These changes discriminate quite blatantly against a certain subsets of the population. They turn marriage from something that was simply not available to non-heterosexuals, into an institution that actually specifically promotes discrimination against non-heterosexuals.
These clauses both verbal and in the contract, and lil’ jonny howards rushing the amendments through parliament absolutely disgusted me.
To me, marriage should not be about discrimination nor about convenience, but those are the only things I can see that it is about under the current legal definitions in Australia.
What marriage should be about, is love. It should be a symbol of the bond you feel towards someone, a symbol of the unity you feel with them, the oneness you feel with them.
When these laws were introduced in 2004 I made a vow, and it’s one I stand by to this day. For as long as marriage in Australia is an institution that actively promotes discrimination, I cannot condone it and I will not be a part of it. Even getting engaged is something that I personally will not even idly consider until such a time as marriage equality, true marriage equality, becomes a reality.
Edit (2016-12-06): If you’re wondering if this means I see other people’s marriage as support of discrimination, let me just clarify that I most certainly do not.
I’m well aware that many other people choose to simply ignore that line, pretend it wasn’t said, or as demonstrated in this article go to lengths to have the legally required line muted, drowned out, not heard, or publicly denounced in the same breath.
That’s brilliant, it really is. Even those who simply say quietly to themselves “this legal definition isn’t what my marriage is about – my marriage is about X”. People who do that have my full support and love.

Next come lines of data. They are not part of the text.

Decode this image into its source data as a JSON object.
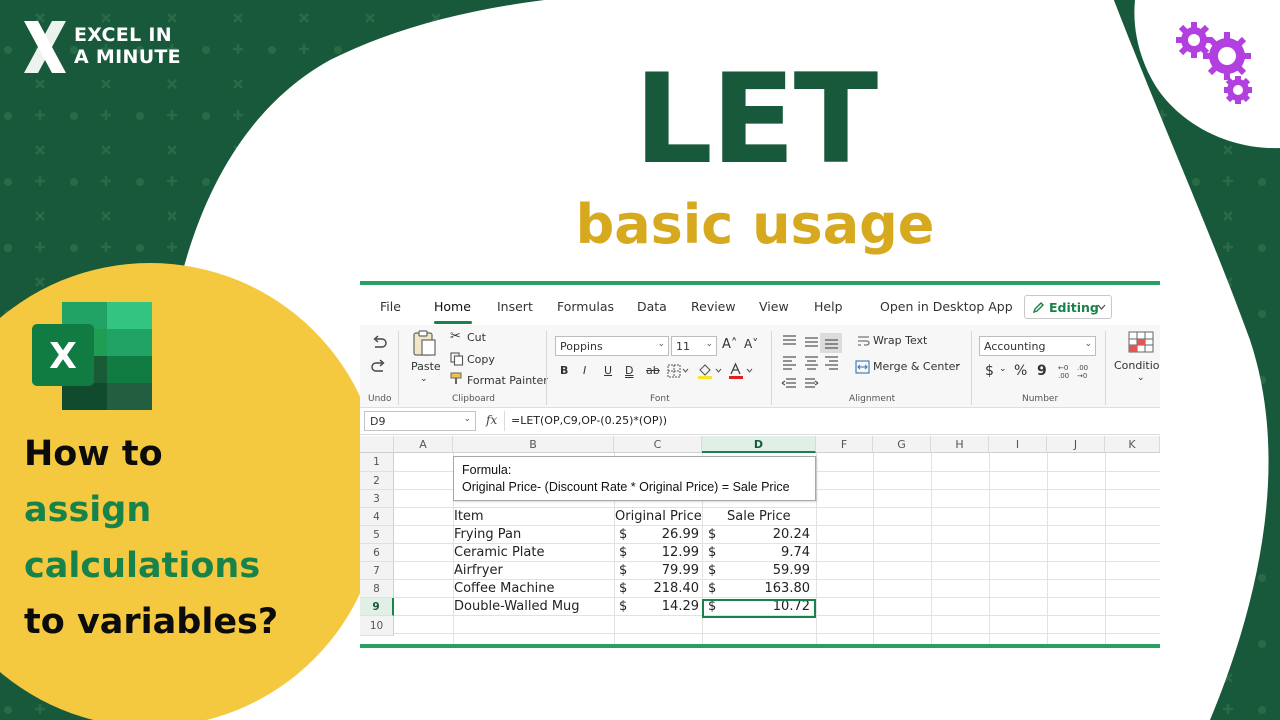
{
  "brand": {
    "line1": "EXCEL IN",
    "line2": "A MINUTE",
    "logo_icon": "x-logo-icon"
  },
  "title": {
    "main": "LET",
    "sub": "basic usage"
  },
  "question": {
    "line1": "How to",
    "line2": "assign",
    "line3": "calculations",
    "line4": "to variables?"
  },
  "colors": {
    "dark_green": "#17593a",
    "accent_green": "#17834a",
    "yellow": "#f5c93f",
    "gold_text": "#d7a91e",
    "gear_purple": "#b23fe0"
  },
  "decor": {
    "gears_icon": "gears-icon",
    "excel_logo_icon": "excel-logo-icon",
    "excel_logo_letter": "X"
  },
  "excel": {
    "tabs": [
      "File",
      "Home",
      "Insert",
      "Formulas",
      "Data",
      "Review",
      "View",
      "Help"
    ],
    "active_tab": "Home",
    "open_desktop": "Open in Desktop App",
    "editing": "Editing",
    "ribbon": {
      "undo_label": "Undo",
      "paste": "Paste",
      "cut": "Cut",
      "copy": "Copy",
      "format_painter": "Format Painter",
      "clipboard_label": "Clipboard",
      "font_name": "Poppins",
      "font_size": "11",
      "bold": "B",
      "italic": "I",
      "underline": "U",
      "double_underline": "D",
      "strike": "ab",
      "font_label": "Font",
      "wrap_text": "Wrap Text",
      "merge_center": "Merge & Center",
      "alignment_label": "Alignment",
      "number_format": "Accounting",
      "currency": "$",
      "percent": "%",
      "comma": "9",
      "number_label": "Number",
      "conditional": "Condition"
    },
    "name_box": "D9",
    "fx": "fx",
    "formula": "=LET(OP,C9,OP-(0.25)*(OP))",
    "columns": [
      "A",
      "B",
      "C",
      "D",
      "F",
      "G",
      "H",
      "I",
      "J",
      "K"
    ],
    "selected_column": "D",
    "rows": [
      "1",
      "2",
      "3",
      "4",
      "5",
      "6",
      "7",
      "8",
      "9",
      "10"
    ],
    "selected_row": "9",
    "note": {
      "line1": "Formula:",
      "line2": "Original Price- (Discount Rate * Original Price) = Sale Price"
    },
    "headers": {
      "item": "Item",
      "original": "Original Price",
      "sale": "Sale Price"
    },
    "data": [
      {
        "item": "Frying Pan",
        "original": "26.99",
        "sale": "20.24"
      },
      {
        "item": "Ceramic Plate",
        "original": "12.99",
        "sale": "9.74"
      },
      {
        "item": "Airfryer",
        "original": "79.99",
        "sale": "59.99"
      },
      {
        "item": "Coffee Machine",
        "original": "218.40",
        "sale": "163.80"
      },
      {
        "item": "Double-Walled Mug",
        "original": "14.29",
        "sale": "10.72"
      }
    ],
    "currency_symbol": "$"
  }
}
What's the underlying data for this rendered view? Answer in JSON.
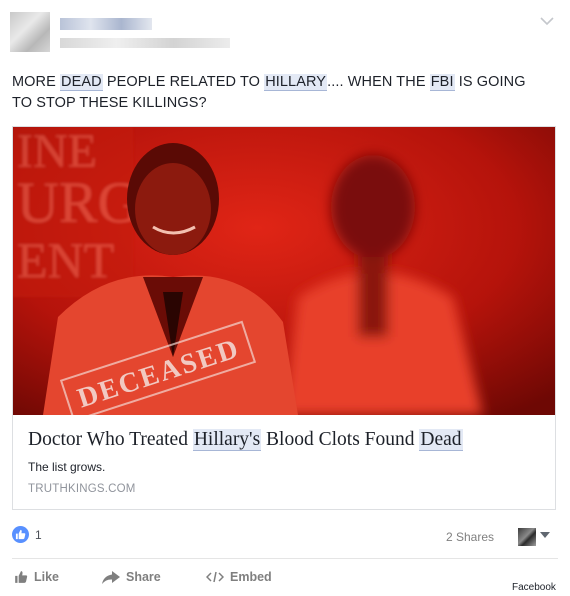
{
  "post": {
    "text_parts": {
      "p1": "MORE ",
      "dead": "DEAD",
      "p2": " PEOPLE RELATED TO ",
      "hillary": "HILLARY",
      "p3": ".... WHEN THE ",
      "fbi": "FBI",
      "p4": " IS GOING TO STOP THESE KILLINGS?"
    }
  },
  "card": {
    "image_stamp": "DECEASED",
    "background_sign": "URG",
    "title_parts": {
      "t1": "Doctor Who Treated ",
      "hillarys": "Hillary's",
      "t2": " Blood Clots Found ",
      "dead": "Dead"
    },
    "description": "The list grows.",
    "domain": "TRUTHKINGS.COM"
  },
  "footer": {
    "like_count": "1",
    "shares": "2 Shares"
  },
  "actions": {
    "like": "Like",
    "share": "Share",
    "embed": "Embed"
  },
  "watermark": "Facebook",
  "colors": {
    "facebook_blue": "#5890ff",
    "highlight": "#e3e9f5",
    "image_tint": "#b0100a"
  }
}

But I can’t do that. I can’t ignore the legal definition. I can’t in good mind sign my name to it. That’s why I made this vow in 2004, and stand by it in 2016.